There is an episode of “King of the Hill” where Hank Hill’s dad, Cotton, accuses his ex-wife of having tried to poison him with cyanide. In reality, she was merely serving chicken almondine. Any fan of murder mysteries knows that when cyanide poisoning is the homicidal weapon of choice, the smell of almonds eventually comes up. Yes, cyanide can be made from almonds…among many other plants. Don’t let the smell of death in the air that comes eating almonds stop you from exploiting the nutrients with which almonds are also loaded.
A cup of whole almonds contains nearly two day’s worth of the vitamin E that you are recommended to consume. Almonds are some of the tastiest of all nuts; they make cashews taste like something that came from the bottom of a shoe. You almost cannot hope to find a more delicious way to consume that 187% of the vitamin E that you get by eating a cup of almonds than, well, by eating a cup of almonds. The official verdict has yet to be returned, but the jury is currently considering vitamin E to be the culprit in everything from helping to reduce the risk of developing macular degeneration to the prevention of cataracts. Getting vitamin E from eating almonds may also have the potential to prevent colon cancer and even possibly slow the progress of Alzheimer’s.
That cup of whole almonds is packed to the gills—wait, that doesn’t sound right—with calories. Yes, it’s true that almonds are high-calorie snacks and it’s true that a lot of those calories come fat.

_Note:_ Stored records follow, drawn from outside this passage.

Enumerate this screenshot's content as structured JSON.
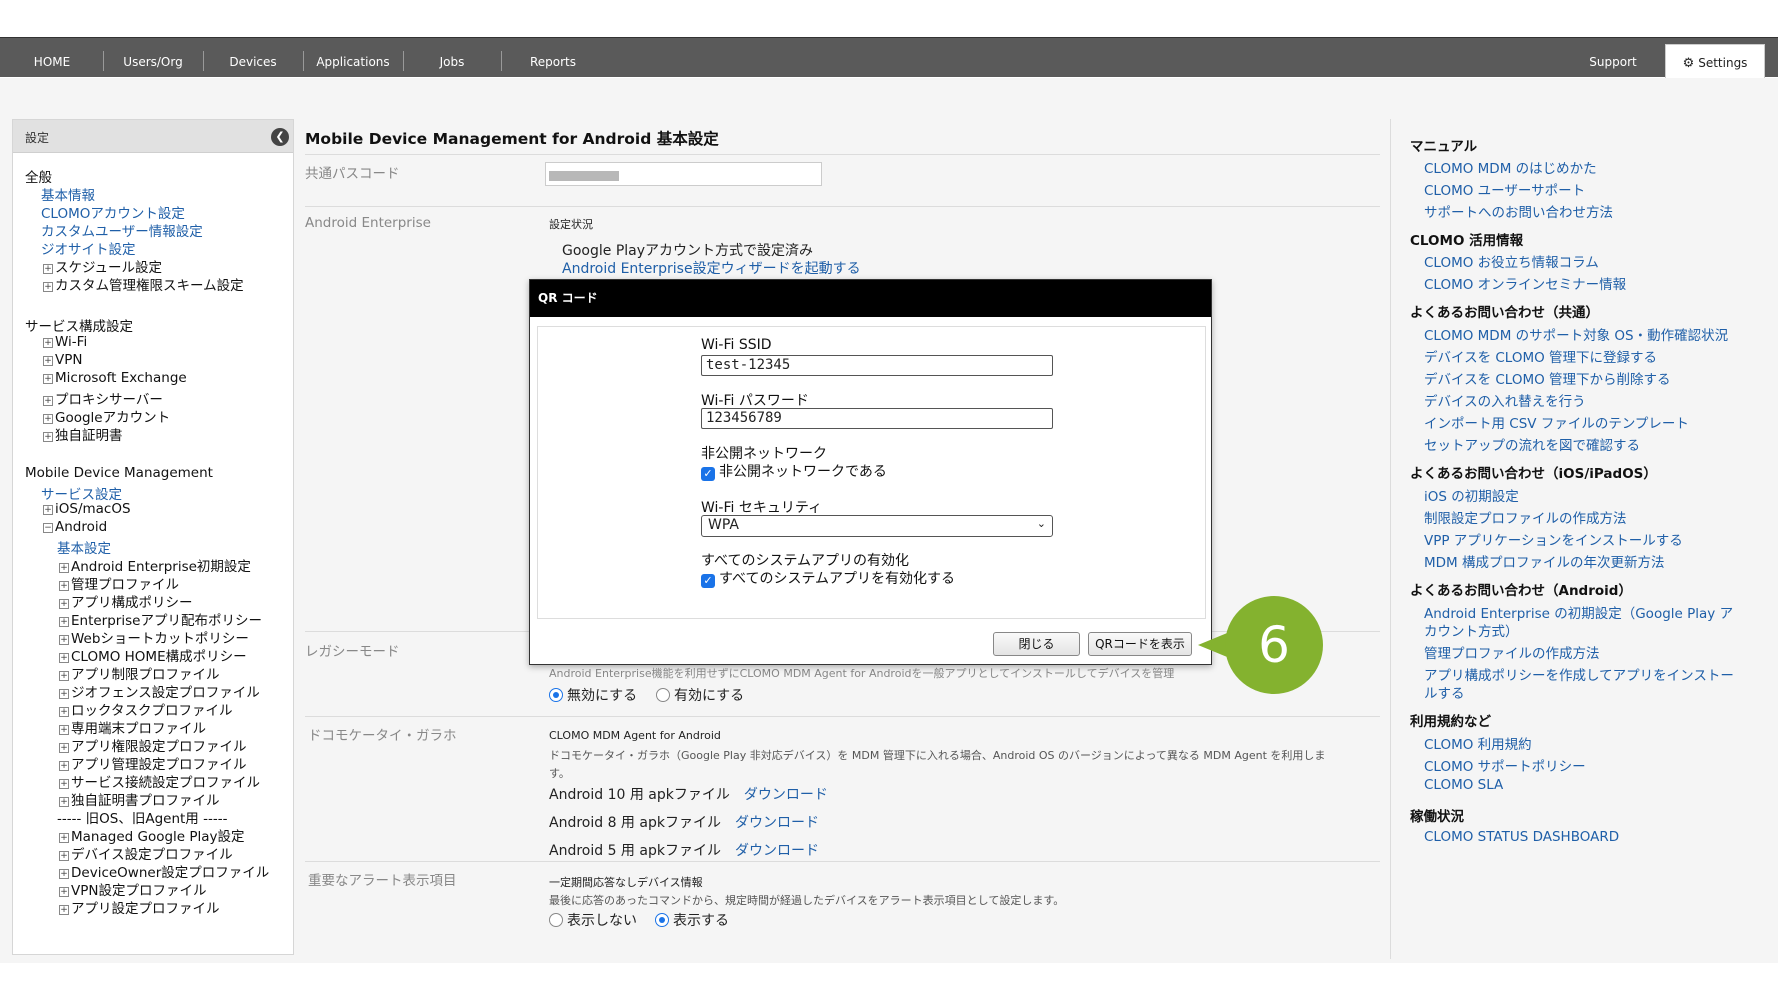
{
  "nav": {
    "items": [
      "HOME",
      "Users/Org",
      "Devices",
      "Applications",
      "Jobs",
      "Reports"
    ],
    "support": "Support",
    "settings": "Settings"
  },
  "sidebar": {
    "header": "設定",
    "general_title": "全般",
    "general_items": [
      "基本情報",
      "CLOMOアカウント設定",
      "カスタムユーザー情報設定",
      "ジオサイト設定"
    ],
    "general_expand": [
      "スケジュール設定",
      "カスタム管理権限スキーム設定"
    ],
    "service_title": "サービス構成設定",
    "service_items": [
      "Wi-Fi",
      "VPN",
      "Microsoft Exchange",
      "プロキシサーバー",
      "Googleアカウント",
      "独自証明書"
    ],
    "mdm_title": "Mobile Device Management",
    "mdm_service": "サービス設定",
    "mdm_ios": "iOS/macOS",
    "mdm_android": "Android",
    "android_basic": "基本設定",
    "android_items": [
      "Android Enterprise初期設定",
      "管理プロファイル",
      "アプリ構成ポリシー",
      "Enterpriseアプリ配布ポリシー",
      "Webショートカットポリシー",
      "CLOMO HOME構成ポリシー",
      "アプリ制限プロファイル",
      "ジオフェンス設定プロファイル",
      "ロックタスクプロファイル",
      "専用端末プロファイル",
      "アプリ権限設定プロファイル",
      "アプリ管理設定プロファイル",
      "サービス接続設定プロファイル",
      "独自証明書プロファイル"
    ],
    "old_separator": "----- 旧OS、旧Agent用 -----",
    "old_items": [
      "Managed Google Play設定",
      "デバイス設定プロファイル",
      "DeviceOwner設定プロファイル",
      "VPN設定プロファイル",
      "アプリ設定プロファイル"
    ]
  },
  "main": {
    "title": "Mobile Device Management for Android 基本設定",
    "passcode_label": "共通パスコード",
    "ae_label": "Android Enterprise",
    "ae_status_label": "設定状況",
    "ae_status": "Google Playアカウント方式で設定済み",
    "ae_wizard_link": "Android Enterprise設定ウィザードを起動する",
    "legacy_label": "レガシーモード",
    "legacy_desc": "Android Enterprise機能を利用せずにCLOMO MDM Agent for Androidを一般アプリとしてインストールしてデバイスを管理",
    "legacy_off": "無効にする",
    "legacy_on": "有効にする",
    "docomo_label": "ドコモケータイ・ガラホ",
    "docomo_agent_title": "CLOMO MDM Agent for Android",
    "docomo_desc1": "ドコモケータイ・ガラホ（Google Play 非対応デバイス）を MDM 管理下に入れる場合、Android OS のバージョンによって異なる MDM Agent を利用しま",
    "docomo_desc2": "す。",
    "apk": [
      {
        "label": "Android 10 用 apkファイル",
        "link": "ダウンロード"
      },
      {
        "label": "Android 8 用 apkファイル",
        "link": "ダウンロード"
      },
      {
        "label": "Android 5 用 apkファイル",
        "link": "ダウンロード"
      }
    ],
    "alert_label": "重要なアラート表示項目",
    "alert_title": "一定期間応答なしデバイス情報",
    "alert_desc": "最後に応答のあったコマンドから、規定時間が経過したデバイスをアラート表示項目として設定します。",
    "alert_off": "表示しない",
    "alert_on": "表示する"
  },
  "dialog": {
    "title": "QR コード",
    "ssid_label": "Wi-Fi SSID",
    "ssid_value": "test-12345",
    "password_label": "Wi-Fi パスワード",
    "password_value": "123456789",
    "hidden_label": "非公開ネットワーク",
    "hidden_check": "非公開ネットワークである",
    "security_label": "Wi-Fi セキュリティ",
    "security_value": "WPA",
    "sysapps_label": "すべてのシステムアプリの有効化",
    "sysapps_check": "すべてのシステムアプリを有効化する",
    "close_btn": "閉じる",
    "show_btn": "QRコードを表示"
  },
  "callout": "6",
  "right": {
    "manual_title": "マニュアル",
    "manual_links": [
      "CLOMO MDM のはじめかた",
      "CLOMO ユーザーサポート",
      "サポートへのお問い合わせ方法"
    ],
    "use_title": "CLOMO 活用情報",
    "use_links": [
      "CLOMO お役立ち情報コラム",
      "CLOMO オンラインセミナー情報"
    ],
    "faq_common_title": "よくあるお問い合わせ（共通）",
    "faq_common_links": [
      "CLOMO MDM のサポート対象 OS・動作確認状況",
      "デバイスを CLOMO 管理下に登録する",
      "デバイスを CLOMO 管理下から削除する",
      "デバイスの入れ替えを行う",
      "インポート用 CSV ファイルのテンプレート",
      "セットアップの流れを図で確認する"
    ],
    "faq_ios_title": "よくあるお問い合わせ（iOS/iPadOS）",
    "faq_ios_links": [
      "iOS の初期設定",
      "制限設定プロファイルの作成方法",
      "VPP アプリケーションをインストールする",
      "MDM 構成プロファイルの年次更新方法"
    ],
    "faq_android_title": "よくあるお問い合わせ（Android）",
    "faq_android_links": [
      "Android Enterprise の初期設定（Google Play ア",
      "カウント方式）",
      "管理プロファイルの作成方法",
      "アプリ構成ポリシーを作成してアプリをインストー",
      "ルする"
    ],
    "terms_title": "利用規約など",
    "terms_links": [
      "CLOMO 利用規約",
      "CLOMO サポートポリシー",
      "CLOMO SLA"
    ],
    "status_title": "稼働状況",
    "status_links": [
      "CLOMO STATUS DASHBOARD"
    ]
  }
}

But that’s most unsaturated fat and that’s the better kind of fat to eat. What should not be lost in the observation is that in addition to a lot of calories, you are also getting a lot of protein. Meaning that as far as snack food goes, almonds don’t really qualify as one of those “empty calorie” choices. A cup of almonds means in excess of 60% of the protein you need in a day. If you aren’t getting all the protein you should be getting, the effects could range from bad blood circulation to anemia. Protein is vital for the body to efficiently produce muscle, get oxygen moving through the blood to all your tissue and even make sure you have the energy to make it through another day.
Magnesium is every bit of omnipresent throughout the human body as protein. Name an organ inside the body and there will you find magnesium. Now comes the good part: nearly all the magnesium you require in a typical day can be found in a cup of whole almonds. Now comes the not so good part: an atypical day can be you require the ingestion of more magnesium. Atypical in this instance can mean a day like, for instance, one constantly interrupted by diarrhea, unusually heavy menstrual bleeding or tipping the scales of alcohol consumption past the point of socializing. In other words, chronic magnesium deficiencies are rare, but occasional deficiencies are quite common. The result of a magnesium deficiency ranges from a sudden drop in energy and a rise in lethargy to increased anxiety to—and this is one you may notice occurring in conjunction with those atypical days more than others—restless leg syndrome. So sit back and enjoy a snack of almonds. You just may sleep more readily tonight.